Beverage Marketing Program
Don’t forget to take advantage of a beverage marketing program. Beverage marketing funds may be available through suppliers and can be used to promote, educate, and optimize a beverage program. There are several federal and state laws that determine how these funds can be used, so be sure to investigate before accepting.
In addition to knowing what your competitors are serving and what drinks are trending, distributors and sales reps may know what brands are offering marketing funds and any regulations that may prohibit and determine their use.
Restaurants Making the Grade
The Melting Pot Restaurants, Inc, a 110-unit brand known for its premier fondue, was awarded the 2019 Cheers BevX Award for Best Overall Beverage Program and the 2019 VIBE VISTA Award for Best Beverage Limited Time Offer.
How did they do it?
Paul Brown, their Beverage Manager, told Globe Newswire, “As part of The Melting Pot brand evolution, I created enhanced, fresh, clean and simple Best in Glass cocktails, along with unique shareable porthole and barrel cocktails, and spirit-free beverages.”
He ensured the cocktails authenticity by studying the best—traveling to the Kentucky Bourbon Trail and the Pendennis Club as well as the Beam (of Jim Beam) Innovation Center. The Best in Glass cocktails include the Original and Modern Old Fashions, The Melting Pot Mule, the Freshly Picked Margarita, The Authentic Mai Tai, and a spirit-free beverage—The Bee’s Tea.
They also pair their popular dessert fondues with after-dinner beverages.

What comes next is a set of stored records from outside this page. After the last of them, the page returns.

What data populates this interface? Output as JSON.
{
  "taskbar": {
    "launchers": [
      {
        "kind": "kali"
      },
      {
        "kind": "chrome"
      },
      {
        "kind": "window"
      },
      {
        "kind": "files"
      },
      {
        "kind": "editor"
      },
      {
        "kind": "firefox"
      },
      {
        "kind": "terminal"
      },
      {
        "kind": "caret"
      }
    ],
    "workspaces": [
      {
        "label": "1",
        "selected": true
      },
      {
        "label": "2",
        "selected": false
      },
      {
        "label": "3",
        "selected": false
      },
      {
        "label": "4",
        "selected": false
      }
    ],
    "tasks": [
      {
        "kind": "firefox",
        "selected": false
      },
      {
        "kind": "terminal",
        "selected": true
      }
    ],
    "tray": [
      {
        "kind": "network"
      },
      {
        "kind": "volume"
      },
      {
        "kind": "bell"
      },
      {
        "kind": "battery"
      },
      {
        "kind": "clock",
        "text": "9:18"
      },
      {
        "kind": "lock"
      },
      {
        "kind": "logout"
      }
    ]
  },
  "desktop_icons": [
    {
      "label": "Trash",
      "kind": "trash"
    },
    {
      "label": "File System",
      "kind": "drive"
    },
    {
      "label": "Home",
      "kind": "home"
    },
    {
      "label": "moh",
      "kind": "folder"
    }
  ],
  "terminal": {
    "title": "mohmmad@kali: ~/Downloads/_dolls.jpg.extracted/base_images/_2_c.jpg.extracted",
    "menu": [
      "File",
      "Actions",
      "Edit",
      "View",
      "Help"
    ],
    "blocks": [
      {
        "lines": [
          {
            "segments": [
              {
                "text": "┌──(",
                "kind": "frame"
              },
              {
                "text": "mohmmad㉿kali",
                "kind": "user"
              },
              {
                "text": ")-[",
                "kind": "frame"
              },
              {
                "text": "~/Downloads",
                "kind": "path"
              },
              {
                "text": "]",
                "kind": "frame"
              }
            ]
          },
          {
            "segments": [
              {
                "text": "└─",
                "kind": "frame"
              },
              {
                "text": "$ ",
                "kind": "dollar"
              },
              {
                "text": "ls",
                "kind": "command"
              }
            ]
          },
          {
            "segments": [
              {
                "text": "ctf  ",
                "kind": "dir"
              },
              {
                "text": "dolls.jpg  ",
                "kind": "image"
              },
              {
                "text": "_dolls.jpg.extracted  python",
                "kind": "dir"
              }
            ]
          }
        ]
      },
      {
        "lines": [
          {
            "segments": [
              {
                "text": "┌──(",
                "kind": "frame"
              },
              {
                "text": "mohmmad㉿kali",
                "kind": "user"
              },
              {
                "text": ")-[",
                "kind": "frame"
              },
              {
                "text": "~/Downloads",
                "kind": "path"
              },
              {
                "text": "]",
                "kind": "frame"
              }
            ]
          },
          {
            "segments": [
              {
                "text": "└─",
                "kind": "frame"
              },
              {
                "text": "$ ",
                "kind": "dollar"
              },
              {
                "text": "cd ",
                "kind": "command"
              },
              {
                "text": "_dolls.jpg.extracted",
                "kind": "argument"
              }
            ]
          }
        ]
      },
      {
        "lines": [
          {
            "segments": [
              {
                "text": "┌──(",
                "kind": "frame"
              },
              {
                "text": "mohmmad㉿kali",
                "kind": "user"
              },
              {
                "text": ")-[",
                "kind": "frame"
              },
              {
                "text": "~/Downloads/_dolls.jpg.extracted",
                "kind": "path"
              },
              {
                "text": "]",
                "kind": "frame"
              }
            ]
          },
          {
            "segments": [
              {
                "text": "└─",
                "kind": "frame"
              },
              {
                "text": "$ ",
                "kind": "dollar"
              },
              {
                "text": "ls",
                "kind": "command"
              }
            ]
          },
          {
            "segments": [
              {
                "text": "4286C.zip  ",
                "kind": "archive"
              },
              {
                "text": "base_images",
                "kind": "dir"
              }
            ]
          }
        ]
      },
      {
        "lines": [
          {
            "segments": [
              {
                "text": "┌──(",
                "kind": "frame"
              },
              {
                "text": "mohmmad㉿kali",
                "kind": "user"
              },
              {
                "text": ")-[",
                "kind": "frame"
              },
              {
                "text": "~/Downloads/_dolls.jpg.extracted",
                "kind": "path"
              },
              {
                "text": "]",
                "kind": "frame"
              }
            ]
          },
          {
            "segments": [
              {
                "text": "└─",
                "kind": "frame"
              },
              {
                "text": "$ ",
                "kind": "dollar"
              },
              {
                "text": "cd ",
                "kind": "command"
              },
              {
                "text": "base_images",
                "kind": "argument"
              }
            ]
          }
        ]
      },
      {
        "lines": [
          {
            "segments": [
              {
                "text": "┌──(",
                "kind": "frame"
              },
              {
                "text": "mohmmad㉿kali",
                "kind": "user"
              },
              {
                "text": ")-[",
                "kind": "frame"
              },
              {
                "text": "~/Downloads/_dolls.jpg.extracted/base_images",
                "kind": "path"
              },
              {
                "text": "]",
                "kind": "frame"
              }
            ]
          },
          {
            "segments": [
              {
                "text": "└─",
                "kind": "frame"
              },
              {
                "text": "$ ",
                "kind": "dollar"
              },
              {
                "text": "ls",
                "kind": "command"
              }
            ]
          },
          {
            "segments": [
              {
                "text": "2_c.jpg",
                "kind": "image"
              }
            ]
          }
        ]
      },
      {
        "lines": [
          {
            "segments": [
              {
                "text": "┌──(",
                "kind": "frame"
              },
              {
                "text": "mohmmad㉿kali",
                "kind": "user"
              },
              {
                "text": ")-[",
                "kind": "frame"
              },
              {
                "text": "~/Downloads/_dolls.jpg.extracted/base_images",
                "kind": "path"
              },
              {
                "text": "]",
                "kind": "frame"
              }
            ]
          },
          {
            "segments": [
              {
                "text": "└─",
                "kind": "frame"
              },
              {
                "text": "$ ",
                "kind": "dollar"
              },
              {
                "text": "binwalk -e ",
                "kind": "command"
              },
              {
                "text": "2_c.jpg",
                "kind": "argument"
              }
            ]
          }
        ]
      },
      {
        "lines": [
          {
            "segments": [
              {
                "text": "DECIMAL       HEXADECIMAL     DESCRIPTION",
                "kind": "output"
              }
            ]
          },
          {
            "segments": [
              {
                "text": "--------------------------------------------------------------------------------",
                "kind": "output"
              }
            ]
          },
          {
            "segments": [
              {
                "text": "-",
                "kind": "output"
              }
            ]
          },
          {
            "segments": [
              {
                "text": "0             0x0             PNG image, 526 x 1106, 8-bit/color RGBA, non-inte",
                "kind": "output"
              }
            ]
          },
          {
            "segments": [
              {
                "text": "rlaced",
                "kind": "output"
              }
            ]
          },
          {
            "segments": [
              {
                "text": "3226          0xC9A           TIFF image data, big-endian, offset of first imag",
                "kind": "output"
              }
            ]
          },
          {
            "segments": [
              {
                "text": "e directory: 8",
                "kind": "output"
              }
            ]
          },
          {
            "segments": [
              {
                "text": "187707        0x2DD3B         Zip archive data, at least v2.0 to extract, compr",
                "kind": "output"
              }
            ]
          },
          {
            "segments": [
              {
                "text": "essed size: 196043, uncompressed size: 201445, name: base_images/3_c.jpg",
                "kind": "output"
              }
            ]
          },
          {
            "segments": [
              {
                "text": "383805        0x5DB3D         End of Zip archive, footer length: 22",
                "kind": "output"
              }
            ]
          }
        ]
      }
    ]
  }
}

The commitment to their beverage program is evident by the hands-on process and the extent they’re willing to go to develop a program and attend to every detail. Study your target market, stay true to your brand, and take your time to develop a beverage program that will enthuse your guests and increase your profits. And a trip to the Kentucky Bourbon Trail may not be such a bad idea.